### Given information
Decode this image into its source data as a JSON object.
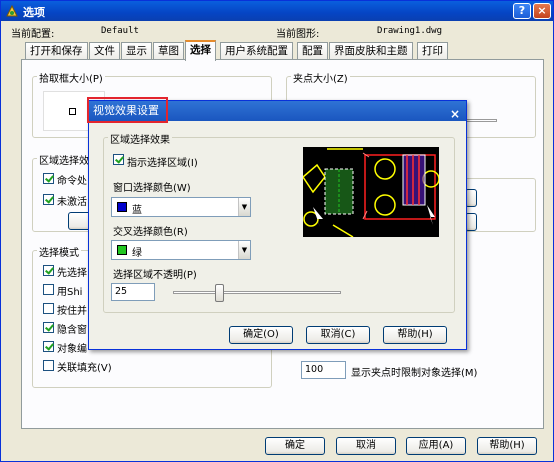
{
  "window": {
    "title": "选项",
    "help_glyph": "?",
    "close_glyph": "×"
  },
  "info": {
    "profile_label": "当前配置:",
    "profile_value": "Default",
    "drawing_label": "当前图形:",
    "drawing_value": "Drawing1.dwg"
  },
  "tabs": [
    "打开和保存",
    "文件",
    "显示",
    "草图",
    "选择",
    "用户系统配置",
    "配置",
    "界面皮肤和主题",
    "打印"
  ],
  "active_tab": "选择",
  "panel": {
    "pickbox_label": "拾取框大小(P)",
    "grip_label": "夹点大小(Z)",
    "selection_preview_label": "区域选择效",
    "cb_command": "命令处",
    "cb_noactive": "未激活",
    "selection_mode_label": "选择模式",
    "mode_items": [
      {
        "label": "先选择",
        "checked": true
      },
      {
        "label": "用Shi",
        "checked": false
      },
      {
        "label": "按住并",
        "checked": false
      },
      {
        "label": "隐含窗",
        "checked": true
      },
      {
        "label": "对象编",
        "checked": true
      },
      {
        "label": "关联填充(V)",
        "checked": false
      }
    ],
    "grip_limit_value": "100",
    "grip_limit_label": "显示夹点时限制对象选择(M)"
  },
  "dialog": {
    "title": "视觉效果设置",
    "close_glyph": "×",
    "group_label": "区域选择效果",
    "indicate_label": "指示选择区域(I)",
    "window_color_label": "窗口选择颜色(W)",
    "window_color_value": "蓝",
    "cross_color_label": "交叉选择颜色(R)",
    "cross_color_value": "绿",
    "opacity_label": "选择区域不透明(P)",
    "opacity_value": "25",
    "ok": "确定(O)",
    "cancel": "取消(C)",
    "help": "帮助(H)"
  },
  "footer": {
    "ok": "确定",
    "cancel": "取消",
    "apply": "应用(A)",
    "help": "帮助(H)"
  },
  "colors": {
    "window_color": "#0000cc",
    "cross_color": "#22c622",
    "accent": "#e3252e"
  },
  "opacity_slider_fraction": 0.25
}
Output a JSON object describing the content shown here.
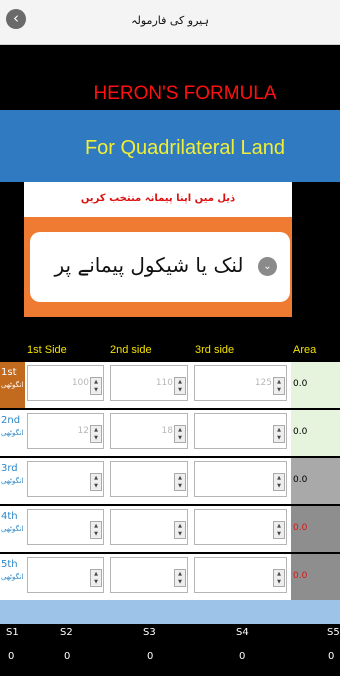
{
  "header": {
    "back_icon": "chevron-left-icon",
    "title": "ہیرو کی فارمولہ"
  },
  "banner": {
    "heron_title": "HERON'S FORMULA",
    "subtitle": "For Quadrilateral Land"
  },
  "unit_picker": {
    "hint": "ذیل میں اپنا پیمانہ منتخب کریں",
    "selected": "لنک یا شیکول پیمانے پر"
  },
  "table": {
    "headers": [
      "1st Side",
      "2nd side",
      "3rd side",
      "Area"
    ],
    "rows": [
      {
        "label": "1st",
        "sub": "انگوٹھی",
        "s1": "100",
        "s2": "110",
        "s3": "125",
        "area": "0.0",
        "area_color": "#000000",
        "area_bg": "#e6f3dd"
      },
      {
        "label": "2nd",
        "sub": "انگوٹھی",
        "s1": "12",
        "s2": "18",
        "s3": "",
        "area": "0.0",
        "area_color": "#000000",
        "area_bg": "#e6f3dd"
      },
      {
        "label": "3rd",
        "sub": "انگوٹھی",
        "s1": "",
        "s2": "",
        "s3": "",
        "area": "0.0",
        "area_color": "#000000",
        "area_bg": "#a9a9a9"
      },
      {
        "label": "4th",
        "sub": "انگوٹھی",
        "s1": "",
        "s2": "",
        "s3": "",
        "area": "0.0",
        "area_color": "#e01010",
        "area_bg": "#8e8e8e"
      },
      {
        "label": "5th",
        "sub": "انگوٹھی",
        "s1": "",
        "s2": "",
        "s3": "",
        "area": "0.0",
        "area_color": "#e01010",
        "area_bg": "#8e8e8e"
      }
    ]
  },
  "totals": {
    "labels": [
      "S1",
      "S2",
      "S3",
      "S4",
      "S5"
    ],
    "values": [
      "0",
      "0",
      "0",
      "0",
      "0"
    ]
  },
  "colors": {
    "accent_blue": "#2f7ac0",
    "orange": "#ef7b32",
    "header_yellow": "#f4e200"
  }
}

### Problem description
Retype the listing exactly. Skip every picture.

### Expected answer
Decode this image into its source data as a JSON object.
{
  "window": {
    "title": "选项",
    "help_glyph": "?",
    "close_glyph": "×"
  },
  "info": {
    "profile_label": "当前配置:",
    "profile_value": "Default",
    "drawing_label": "当前图形:",
    "drawing_value": "Drawing1.dwg"
  },
  "tabs": [
    "打开和保存",
    "文件",
    "显示",
    "草图",
    "选择",
    "用户系统配置",
    "配置",
    "界面皮肤和主题",
    "打印"
  ],
  "active_tab": "选择",
  "panel": {
    "pickbox_label": "拾取框大小(P)",
    "grip_label": "夹点大小(Z)",
    "selection_preview_label": "区域选择效",
    "cb_command": "命令处",
    "cb_noactive": "未激活",
    "selection_mode_label": "选择模式",
    "mode_items": [
      {
        "label": "先选择",
        "checked": true
      },
      {
        "label": "用Shi",
        "checked": false
      },
      {
        "label": "按住并",
        "checked": false
      },
      {
        "label": "隐含窗",
        "checked": true
      },
      {
        "label": "对象编",
        "checked": true
      },
      {
        "label": "关联填充(V)",
        "checked": false
      }
    ],
    "grip_limit_value": "100",
    "grip_limit_label": "显示夹点时限制对象选择(M)"
  },
  "dialog": {
    "title": "视觉效果设置",
    "close_glyph": "×",
    "group_label": "区域选择效果",
    "indicate_label": "指示选择区域(I)",
    "window_color_label": "窗口选择颜色(W)",
    "window_color_value": "蓝",
    "cross_color_label": "交叉选择颜色(R)",
    "cross_color_value": "绿",
    "opacity_label": "选择区域不透明(P)",
    "opacity_value": "25",
    "ok": "确定(O)",
    "cancel": "取消(C)",
    "help": "帮助(H)"
  },
  "footer": {
    "ok": "确定",
    "cancel": "取消",
    "apply": "应用(A)",
    "help": "帮助(H)"
  },
  "colors": {
    "window_color": "#0000cc",
    "cross_color": "#22c622",
    "accent": "#e3252e"
  },
  "opacity_slider_fraction": 0.25
}
Output a JSON object describing the content shown here.
{
  "header": {
    "back_icon": "chevron-left-icon",
    "title": "ہیرو کی فارمولہ"
  },
  "banner": {
    "heron_title": "HERON'S FORMULA",
    "subtitle": "For Quadrilateral Land"
  },
  "unit_picker": {
    "hint": "ذیل میں اپنا پیمانہ منتخب کریں",
    "selected": "لنک یا شیکول پیمانے پر"
  },
  "table": {
    "headers": [
      "1st Side",
      "2nd side",
      "3rd side",
      "Area"
    ],
    "rows": [
      {
        "label": "1st",
        "sub": "انگوٹھی",
        "s1": "100",
        "s2": "110",
        "s3": "125",
        "area": "0.0",
        "area_color": "#000000",
        "area_bg": "#e6f3dd"
      },
      {
        "label": "2nd",
        "sub": "انگوٹھی",
        "s1": "12",
        "s2": "18",
        "s3": "",
        "area": "0.0",
        "area_color": "#000000",
        "area_bg": "#e6f3dd"
      },
      {
        "label": "3rd",
        "sub": "انگوٹھی",
        "s1": "",
        "s2": "",
        "s3": "",
        "area": "0.0",
        "area_color": "#000000",
        "area_bg": "#a9a9a9"
      },
      {
        "label": "4th",
        "sub": "انگوٹھی",
        "s1": "",
        "s2": "",
        "s3": "",
        "area": "0.0",
        "area_color": "#e01010",
        "area_bg": "#8e8e8e"
      },
      {
        "label": "5th",
        "sub": "انگوٹھی",
        "s1": "",
        "s2": "",
        "s3": "",
        "area": "0.0",
        "area_color": "#e01010",
        "area_bg": "#8e8e8e"
      }
    ]
  },
  "totals": {
    "labels": [
      "S1",
      "S2",
      "S3",
      "S4",
      "S5"
    ],
    "values": [
      "0",
      "0",
      "0",
      "0",
      "0"
    ]
  },
  "colors": {
    "accent_blue": "#2f7ac0",
    "orange": "#ef7b32",
    "header_yellow": "#f4e200"
  }
}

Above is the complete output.